Welcome to the second installment of “Seth Kubersky’s Best Week Ever,” and let me start by thanking everyone for all your kind comments on my first column. This week, we are detouring outside of the immediate Orlando area and taking a road trip west on I-4 to Tampa. Last week, I was invited to Busch Gardens Tampa for a press announcement about the park’s 2016 roller coaster project, and I decided to stick around after the festivities to stroll around what might be Central Florida’s most underrated theme park.
My morning started with an eighty minute drive from downtown Orlando to Busch Gardens Tampa parking lot; if you are staying on Disney property, the trip is about twenty minutes shorter. Upon arrival, I was escorted to the park’s Egypt section, where MACK Rides is constructing a family-friendly spinning coaster called Cobra’s Curse behind the old Tut’s Tomb walkthrough.
After the media presentation, I took a stroll around the park with some of my colleagues from Orlando Attractions Magazine and Theme Park Review.
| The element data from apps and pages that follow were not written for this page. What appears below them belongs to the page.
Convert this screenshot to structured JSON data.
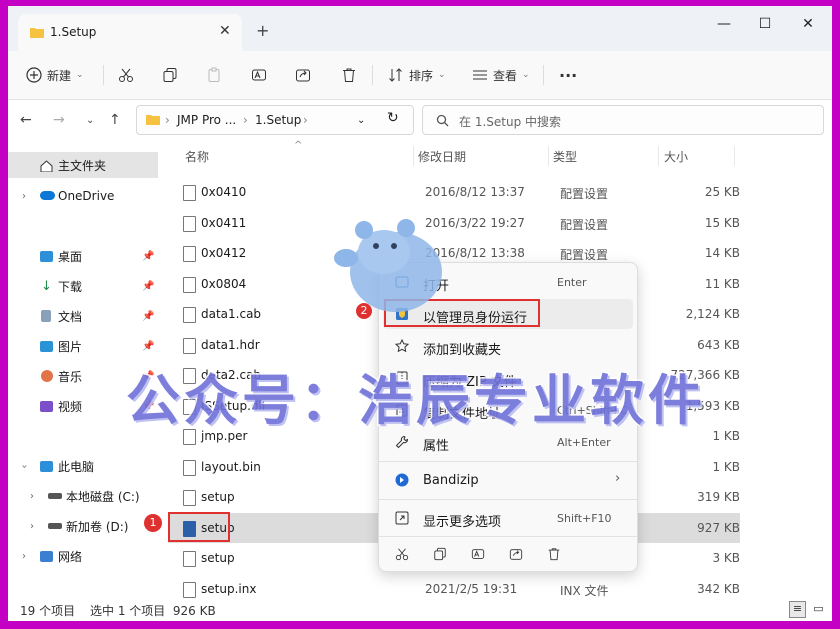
{
  "window": {
    "tab_title": "1.Setup",
    "tab_close": "✕",
    "new_tab": "+",
    "minimize": "—",
    "maximize": "☐",
    "close": "✕"
  },
  "toolbar": {
    "new_label": "新建",
    "sort_label": "排序",
    "view_label": "查看",
    "more": "···"
  },
  "address": {
    "crumbs": [
      "JMP Pro ...",
      "1.Setup"
    ],
    "search_placeholder": "在 1.Setup 中搜索"
  },
  "nav": {
    "home": "主文件夹",
    "onedrive": "OneDrive",
    "quick": [
      {
        "label": "桌面"
      },
      {
        "label": "下载"
      },
      {
        "label": "文档"
      },
      {
        "label": "图片"
      },
      {
        "label": "音乐"
      },
      {
        "label": "视频"
      }
    ],
    "this_pc": "此电脑",
    "drive_c": "本地磁盘 (C:)",
    "drive_d": "新加卷 (D:)",
    "network": "网络"
  },
  "columns": {
    "name": "名称",
    "date": "修改日期",
    "type": "类型",
    "size": "大小"
  },
  "files": [
    {
      "name": "0x0410",
      "date": "2016/8/12 13:37",
      "type": "配置设置",
      "size": "25 KB"
    },
    {
      "name": "0x0411",
      "date": "2016/3/22 19:27",
      "type": "配置设置",
      "size": "15 KB"
    },
    {
      "name": "0x0412",
      "date": "2016/8/12 13:38",
      "type": "配置设置",
      "size": "14 KB"
    },
    {
      "name": "0x0804",
      "date": "",
      "type": "",
      "size": "11 KB"
    },
    {
      "name": "data1.cab",
      "date": "",
      "type": "",
      "size": "2,124 KB"
    },
    {
      "name": "data1.hdr",
      "date": "",
      "type": "",
      "size": "643 KB"
    },
    {
      "name": "data2.cab",
      "date": "",
      "type": "",
      "size": "727,366 KB"
    },
    {
      "name": "ISSetup.dll",
      "date": "",
      "type": "",
      "size": "1,593 KB"
    },
    {
      "name": "jmp.per",
      "date": "",
      "type": "",
      "size": "1 KB"
    },
    {
      "name": "layout.bin",
      "date": "",
      "type": "",
      "size": "1 KB"
    },
    {
      "name": "setup",
      "date": "",
      "type": "",
      "size": "319 KB"
    },
    {
      "name": "setup",
      "date": "",
      "type": "",
      "size": "927 KB"
    },
    {
      "name": "setup",
      "date": "",
      "type": "",
      "size": "3 KB"
    },
    {
      "name": "setup.inx",
      "date": "2021/2/5 19:31",
      "type": "INX 文件",
      "size": "342 KB"
    }
  ],
  "selected_row": 11,
  "context_menu": {
    "items": [
      {
        "label": "打开",
        "shortcut": "Enter"
      },
      {
        "label": "以管理员身份运行",
        "shortcut": ""
      },
      {
        "label": "添加到收藏夹",
        "shortcut": ""
      },
      {
        "label": "压缩为 ZIP 文件",
        "shortcut": ""
      },
      {
        "label": "复制文件地址",
        "shortcut": "Ctrl+Shift+C"
      },
      {
        "label": "属性",
        "shortcut": "Alt+Enter"
      },
      {
        "label": "Bandizip",
        "shortcut": ""
      },
      {
        "label": "显示更多选项",
        "shortcut": "Shift+F10"
      }
    ]
  },
  "annotations": {
    "badge1": "1",
    "badge2": "2"
  },
  "watermark": "公众号：浩辰专业软件",
  "status": {
    "count": "19 个项目",
    "selection": "选中 1 个项目  926 KB"
  },
  "colors": {
    "accent": "#0067c0",
    "frame": "#c400c4",
    "highlight": "#e03131",
    "selected_row": "#dcdcdc"
  }
}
We started by walking through the Edge of Africa animal enclosure and past the former entrance to the defunct Rhino Rally ride.
Get lost on your way to Pantopia at Busch Gardens? Just follow your nose…the elephant smell is unmistakable!
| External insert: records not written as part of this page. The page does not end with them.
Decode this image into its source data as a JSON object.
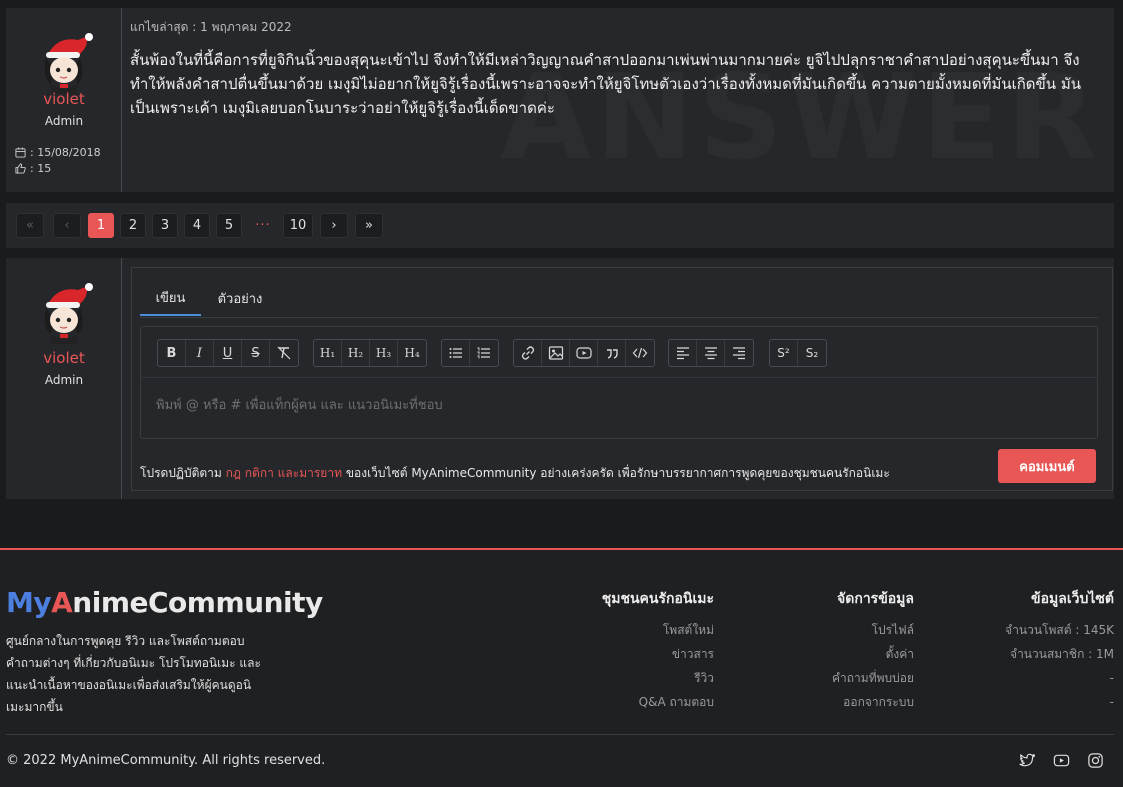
{
  "post": {
    "user_name": "violet",
    "user_role": "Admin",
    "join_date": ": 15/08/2018",
    "likes": ": 15",
    "edited_label": "แกไขล่าสุด : 1 พฤภาคม 2022",
    "body": "สั้นพ้องในที่นี้คือการที่ยูจิกินนิ้วของสุคุนะเข้าไป จึงทำให้มีเหล่าวิญญาณคำสาปออกมาเพ่นพ่านมากมายค่ะ ยูจิไปปลุกราชาคำสาปอย่างสุคุนะขึ้นมา จึงทำให้พลังคำสาปตื่นขึ้นมาด้วย เมงุมิไม่อยากให้ยูจิรู้เรื่องนี้เพราะอาจจะทำให้ยูจิโทษตัวเองว่าเรื่องทั้งหมดที่มันเกิดขึ้น ความตายมั้งหมดที่มันเกิดขึ้น มันเป็นเพราะเค้า เมงุมิเลยบอกโนบาระว่าอย่าให้ยูจิรู้เรื่องนี้เด็ดขาดค่ะ",
    "watermark": "ANSWER"
  },
  "pagination": {
    "first": "«",
    "prev": "‹",
    "pages": [
      "1",
      "2",
      "3",
      "4",
      "5"
    ],
    "ellipsis": "···",
    "last_page": "10",
    "next": "›",
    "last": "»"
  },
  "editor": {
    "user_name": "violet",
    "user_role": "Admin",
    "tab_write": "เขียน",
    "tab_preview": "ตัวอย่าง",
    "placeholder": "พิมพ์ @ หรือ # เพื่อแท็กผู้คน และ แนวอนิเมะที่ชอบ",
    "rules_prefix": "โปรดปฏิบัติตาม",
    "rules_link": "กฎ กติกา และมารยาท",
    "rules_suffix": "ของเว็บไซต์ MyAnimeCommunity อย่างเคร่งครัด เพื่อรักษาบรรยากาศการพูดคุยของชุมชนคนรักอนิเมะ",
    "submit": "คอมเมนต์",
    "toolbar": {
      "bold": "B",
      "italic": "I",
      "underline": "U",
      "strike": "S",
      "h1": "H₁",
      "h2": "H₂",
      "h3": "H₃",
      "h4": "H₄",
      "sup": "S²",
      "sub": "S₂"
    }
  },
  "footer": {
    "logo_my": "My",
    "logo_a": "A",
    "logo_rest": "nimeCommunity",
    "about": "ศูนย์กลางในการพูดคุย รีวิว และโพสต์ถามตอบคำถามต่างๆ ที่เกี่ยวกับอนิเมะ โปรโมทอนิเมะ และแนะนำเนื้อหาของอนิเมะเพื่อส่งเสริมให้ผู้คนดูอนิเมะมากขึ้น",
    "col1": {
      "title": "ชุมชนคนรักอนิเมะ",
      "items": [
        "โพสต์ใหม่",
        "ข่าวสาร",
        "รีวิว",
        "Q&A ถามตอบ"
      ]
    },
    "col2": {
      "title": "จัดการข้อมูล",
      "items": [
        "โปรไฟล์",
        "ตั้งค่า",
        "คำถามที่พบบ่อย",
        "ออกจากระบบ"
      ]
    },
    "col3": {
      "title": "ข้อมูลเว็บไซต์",
      "items": [
        "จำนวนโพสต์ : 145K",
        "จำนวนสมาชิก : 1M",
        "-",
        "-"
      ]
    },
    "copyright": "© 2022 MyAnimeCommunity. All rights reserved."
  },
  "colors": {
    "accent": "#e85656",
    "brand_blue": "#4d7fe0",
    "tab_active": "#4d8fd6"
  }
}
Time to get the blood racing with a lap on Kumba, which despite its age is still one of my favorite B&M-manufactured roller coasters. It shares some similarities to IOA’s Incredible Hulk coaster, but unlike that ride Kumba manages to maintain its aggressive pacing until the final brake run. It was so much fun, I had to ride it twice — with no wait for the front row, why not?
Pressed penny enthusiasts should be excited to see that Busch Gardens Tampa has several souvenir smashers to select from.
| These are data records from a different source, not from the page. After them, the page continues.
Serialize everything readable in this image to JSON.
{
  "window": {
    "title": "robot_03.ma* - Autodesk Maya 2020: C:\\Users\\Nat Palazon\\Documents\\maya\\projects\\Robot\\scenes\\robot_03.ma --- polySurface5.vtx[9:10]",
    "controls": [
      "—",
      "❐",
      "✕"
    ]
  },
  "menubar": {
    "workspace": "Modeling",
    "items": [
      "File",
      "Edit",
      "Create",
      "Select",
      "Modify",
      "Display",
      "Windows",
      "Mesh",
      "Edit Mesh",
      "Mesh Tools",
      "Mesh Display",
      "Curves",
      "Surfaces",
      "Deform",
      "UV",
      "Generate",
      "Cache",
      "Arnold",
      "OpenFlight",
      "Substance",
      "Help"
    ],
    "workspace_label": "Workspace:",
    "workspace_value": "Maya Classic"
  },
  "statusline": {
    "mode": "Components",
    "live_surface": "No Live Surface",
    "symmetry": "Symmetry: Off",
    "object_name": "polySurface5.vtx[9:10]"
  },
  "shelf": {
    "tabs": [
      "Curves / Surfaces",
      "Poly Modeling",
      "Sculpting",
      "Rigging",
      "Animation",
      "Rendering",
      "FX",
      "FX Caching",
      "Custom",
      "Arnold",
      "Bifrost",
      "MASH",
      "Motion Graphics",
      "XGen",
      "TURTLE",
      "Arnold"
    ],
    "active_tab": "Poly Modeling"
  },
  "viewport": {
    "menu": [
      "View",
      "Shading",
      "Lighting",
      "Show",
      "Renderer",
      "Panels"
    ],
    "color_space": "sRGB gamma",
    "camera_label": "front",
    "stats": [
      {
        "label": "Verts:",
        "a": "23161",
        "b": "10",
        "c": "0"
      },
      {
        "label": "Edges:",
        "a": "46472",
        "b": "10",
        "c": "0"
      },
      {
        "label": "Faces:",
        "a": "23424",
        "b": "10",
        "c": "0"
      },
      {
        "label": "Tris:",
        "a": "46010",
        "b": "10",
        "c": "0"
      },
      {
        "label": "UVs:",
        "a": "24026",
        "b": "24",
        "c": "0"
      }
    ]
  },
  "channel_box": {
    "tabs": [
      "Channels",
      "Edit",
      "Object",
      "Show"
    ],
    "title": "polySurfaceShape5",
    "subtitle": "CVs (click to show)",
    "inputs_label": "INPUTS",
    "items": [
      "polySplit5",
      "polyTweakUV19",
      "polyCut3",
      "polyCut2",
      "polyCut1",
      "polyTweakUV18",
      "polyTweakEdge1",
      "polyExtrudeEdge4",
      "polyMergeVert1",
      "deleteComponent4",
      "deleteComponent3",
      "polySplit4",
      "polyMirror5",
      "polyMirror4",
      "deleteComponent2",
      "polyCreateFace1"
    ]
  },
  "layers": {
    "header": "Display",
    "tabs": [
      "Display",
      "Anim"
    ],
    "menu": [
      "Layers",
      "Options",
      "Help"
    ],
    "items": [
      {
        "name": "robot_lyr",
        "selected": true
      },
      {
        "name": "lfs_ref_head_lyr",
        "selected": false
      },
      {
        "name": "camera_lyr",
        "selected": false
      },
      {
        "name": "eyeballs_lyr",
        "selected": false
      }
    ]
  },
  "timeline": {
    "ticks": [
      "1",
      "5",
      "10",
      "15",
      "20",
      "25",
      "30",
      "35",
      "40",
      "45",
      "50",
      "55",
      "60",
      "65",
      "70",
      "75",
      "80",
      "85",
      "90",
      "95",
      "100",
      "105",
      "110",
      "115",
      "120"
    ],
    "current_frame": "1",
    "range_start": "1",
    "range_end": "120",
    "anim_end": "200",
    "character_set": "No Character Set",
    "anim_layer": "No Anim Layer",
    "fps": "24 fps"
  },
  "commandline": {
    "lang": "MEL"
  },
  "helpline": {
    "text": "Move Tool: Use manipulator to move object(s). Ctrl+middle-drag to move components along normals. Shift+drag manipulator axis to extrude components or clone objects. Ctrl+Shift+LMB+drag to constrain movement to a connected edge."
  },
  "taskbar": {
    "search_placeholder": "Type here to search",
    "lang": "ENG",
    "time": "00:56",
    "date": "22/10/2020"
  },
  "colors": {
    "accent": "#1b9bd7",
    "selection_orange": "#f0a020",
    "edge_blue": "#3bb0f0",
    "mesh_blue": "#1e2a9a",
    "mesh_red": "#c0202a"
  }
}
Heading back into Pantopia, the park’s newest land, you can’t help admire some of the folk art-inspired theming in this section.
For tweens ready to brave their first upside-down roller coaster, the vintage Scorpion is a perfect fit…
…but we had our sights set a little higher:
Falcon’s Fury is the tallest drop tower you’ve ever seen, and the face-first plunge from the top is not for the faint hearted. But if you can overcome the anxiety on the way up, the flight down is surprisingly smooth.
There was barely a 10 minute wait to ride Falcon’s Fury, which may be because many guests are intimidated out of attempting it.
For a better idea of what the ride is like, here is a video of my first experience on Falcon’s Fury from last September:
Plunging screaming to the earth is thirsty work, so I retreated to Twisted Tails for a refreshing pear cider.
Craft beer and pretzel enthusiasts should be happy to learn that a similar restarant should be coming soon to SeaWorld.
Exiting Pantopia, I detoured through the park’s animal care center, where veterinary procedures are performed in public view. This is a lot like Rafiki’s Planet Watch, without the Disney characters or inconvenient train ride.
Another great old-school souvenier that you’ll find at Busch Gardens: vending machines making hot wax molded animals.
Did you now that there were penguins in Africa? Busch Gardens has a family of them on display outdoors. Guess they don’t need the a/c like their Antarctic cousins.
I really like Cheeta Hunt, Busch Garden’s most recent launched coaster, but the queue was a little longer than I was willing to wait this day.
I did stick my head into the neighboring Colony Crown restaurant, which once upon a time offered table service, but is now only a bar and buffeteria:
As another example of Busch’s improved efforts at themes, I discovered this bulletin board covered in humorous clipping near the staircase to Crown Colony’s upstairs seating area.
On my way out of the Crown Colony, I stumbled across something that belongs on my “bring to Orlando’s parks” list: solar-powered cell phone charging stations with USB ports built into shade umbrellas!
Finally, I finished off my day at Busch Gardens Tampa with a ride on an old favorite: Montu. This B&M inverted coaster is like both the red and blue sides of IOA’s Dragon Challege blended together and turned up to 11.
But on my way to the ride, I was stopped in my tracks by what may be the most ill-concieved construction wall decoration I’ve ever seen inside a theme park. Behold the literal poster child for encouraging bad guest behavior.
Bush Gardens Tampa is an enormous theme park, and I was exhausted from the heat before I’d walked around half of it. If you want to know more about Busch Gardens Tampa, check out the Unofficial Guide’s Beyond Disney book, which I’m currently updating for an all-new edition.
Have your visited Busch Gardens Tampa, and do you want to hear more about other non-Disney parks on TouringPlans.com? Let us know in the comments below!